"Intuitively, the value function $$V$$ measures the how good it is to be in a particular state $$s$$. The $$Q$$ function, however, measures the the value of choosing a particular action when in this state. The advantage function subtracts the value of the state from the $$Q$$ function to obtain a relative measure of the importance of each action."

Then two paragraphs above were you started your quote:

"However, we need to keep in mind that $$Q(s, a; \theta, \alpha, \beta)$$ is only a parameterized estimate of the true $$Q$$-function. Moreover, it would be wrong to conclude that $$V (s; \theta, \beta)$$ is a good estimator of the state-value function, or likewise that $$A(s, a; \theta, \alpha)$$ provides a reasonable estimate of the advantage function.

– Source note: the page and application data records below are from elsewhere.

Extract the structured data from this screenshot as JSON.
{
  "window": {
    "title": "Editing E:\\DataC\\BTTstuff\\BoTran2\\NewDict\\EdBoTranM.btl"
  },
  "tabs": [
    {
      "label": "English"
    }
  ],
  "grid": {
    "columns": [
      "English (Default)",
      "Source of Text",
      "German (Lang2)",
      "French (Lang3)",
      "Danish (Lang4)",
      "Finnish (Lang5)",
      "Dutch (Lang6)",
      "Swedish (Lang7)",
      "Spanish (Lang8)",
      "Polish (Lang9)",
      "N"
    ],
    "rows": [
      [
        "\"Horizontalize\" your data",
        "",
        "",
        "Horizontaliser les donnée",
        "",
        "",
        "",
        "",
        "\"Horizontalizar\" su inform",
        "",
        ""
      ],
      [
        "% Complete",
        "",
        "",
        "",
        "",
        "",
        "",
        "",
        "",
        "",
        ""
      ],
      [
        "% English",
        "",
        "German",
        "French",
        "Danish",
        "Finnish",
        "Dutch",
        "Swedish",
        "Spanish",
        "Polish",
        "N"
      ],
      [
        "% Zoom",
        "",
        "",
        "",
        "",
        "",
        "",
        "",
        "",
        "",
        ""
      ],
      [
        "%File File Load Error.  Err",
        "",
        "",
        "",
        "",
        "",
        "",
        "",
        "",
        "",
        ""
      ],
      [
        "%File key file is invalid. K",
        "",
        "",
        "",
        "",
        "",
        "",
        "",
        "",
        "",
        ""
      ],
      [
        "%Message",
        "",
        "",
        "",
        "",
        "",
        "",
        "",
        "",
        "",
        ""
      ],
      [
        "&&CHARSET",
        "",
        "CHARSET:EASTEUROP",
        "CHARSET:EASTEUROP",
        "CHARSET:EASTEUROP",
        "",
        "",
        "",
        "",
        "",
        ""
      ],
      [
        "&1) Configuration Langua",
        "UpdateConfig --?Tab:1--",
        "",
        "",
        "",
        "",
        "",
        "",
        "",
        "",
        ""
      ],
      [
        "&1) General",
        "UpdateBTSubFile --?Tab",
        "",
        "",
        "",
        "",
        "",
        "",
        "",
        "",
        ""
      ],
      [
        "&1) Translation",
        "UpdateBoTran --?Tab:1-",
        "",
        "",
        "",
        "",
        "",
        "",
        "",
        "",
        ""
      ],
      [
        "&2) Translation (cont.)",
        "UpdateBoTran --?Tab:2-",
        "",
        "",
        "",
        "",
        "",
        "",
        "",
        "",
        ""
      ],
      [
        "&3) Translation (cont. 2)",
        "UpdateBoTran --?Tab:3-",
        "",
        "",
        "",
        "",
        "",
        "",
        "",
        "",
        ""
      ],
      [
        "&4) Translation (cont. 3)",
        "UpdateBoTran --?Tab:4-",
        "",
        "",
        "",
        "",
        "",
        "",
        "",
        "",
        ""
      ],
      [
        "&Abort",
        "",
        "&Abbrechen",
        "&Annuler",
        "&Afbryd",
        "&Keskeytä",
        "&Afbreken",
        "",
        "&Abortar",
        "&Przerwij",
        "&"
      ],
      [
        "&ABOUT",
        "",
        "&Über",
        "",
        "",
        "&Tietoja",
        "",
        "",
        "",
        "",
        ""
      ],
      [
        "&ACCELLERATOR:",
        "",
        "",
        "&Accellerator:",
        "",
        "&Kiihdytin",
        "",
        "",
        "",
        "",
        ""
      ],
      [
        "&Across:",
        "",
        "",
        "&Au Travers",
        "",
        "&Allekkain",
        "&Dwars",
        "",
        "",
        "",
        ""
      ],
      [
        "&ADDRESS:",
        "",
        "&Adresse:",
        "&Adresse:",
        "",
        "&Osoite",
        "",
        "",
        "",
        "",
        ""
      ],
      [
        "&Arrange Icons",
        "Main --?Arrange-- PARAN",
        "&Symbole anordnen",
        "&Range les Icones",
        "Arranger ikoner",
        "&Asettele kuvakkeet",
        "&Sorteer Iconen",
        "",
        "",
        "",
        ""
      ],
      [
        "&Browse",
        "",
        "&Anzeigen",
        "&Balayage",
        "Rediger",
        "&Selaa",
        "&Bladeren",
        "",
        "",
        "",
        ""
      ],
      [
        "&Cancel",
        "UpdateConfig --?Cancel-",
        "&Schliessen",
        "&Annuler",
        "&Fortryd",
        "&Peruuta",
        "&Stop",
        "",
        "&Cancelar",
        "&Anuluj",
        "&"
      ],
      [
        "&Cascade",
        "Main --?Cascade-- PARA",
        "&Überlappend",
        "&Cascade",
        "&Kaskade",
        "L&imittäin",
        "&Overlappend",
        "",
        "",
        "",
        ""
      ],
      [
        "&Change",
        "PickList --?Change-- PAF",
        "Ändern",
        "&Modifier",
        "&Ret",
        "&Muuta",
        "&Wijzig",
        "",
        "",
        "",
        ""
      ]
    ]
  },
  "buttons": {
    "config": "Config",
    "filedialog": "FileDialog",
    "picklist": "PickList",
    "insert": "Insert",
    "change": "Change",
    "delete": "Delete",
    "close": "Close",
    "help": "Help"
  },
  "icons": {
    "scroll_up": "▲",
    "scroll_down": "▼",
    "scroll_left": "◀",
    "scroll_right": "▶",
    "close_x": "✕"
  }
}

Equation (7) is unidentifiable in the sense that given $$Q$$ we cannot recover $$V$$ and $$A$$ uniquely. To see this, add a constant to $$V (s; \theta, \beta)$$ and subtract the same constant from $$A(s, a; \theta, \alpha)$$. This constant cancels out resulting in the same $$Q$$ value. This lack of identifiability is mirrored by poor practical performance when this equation is used directly."

Another way of looking at it would be: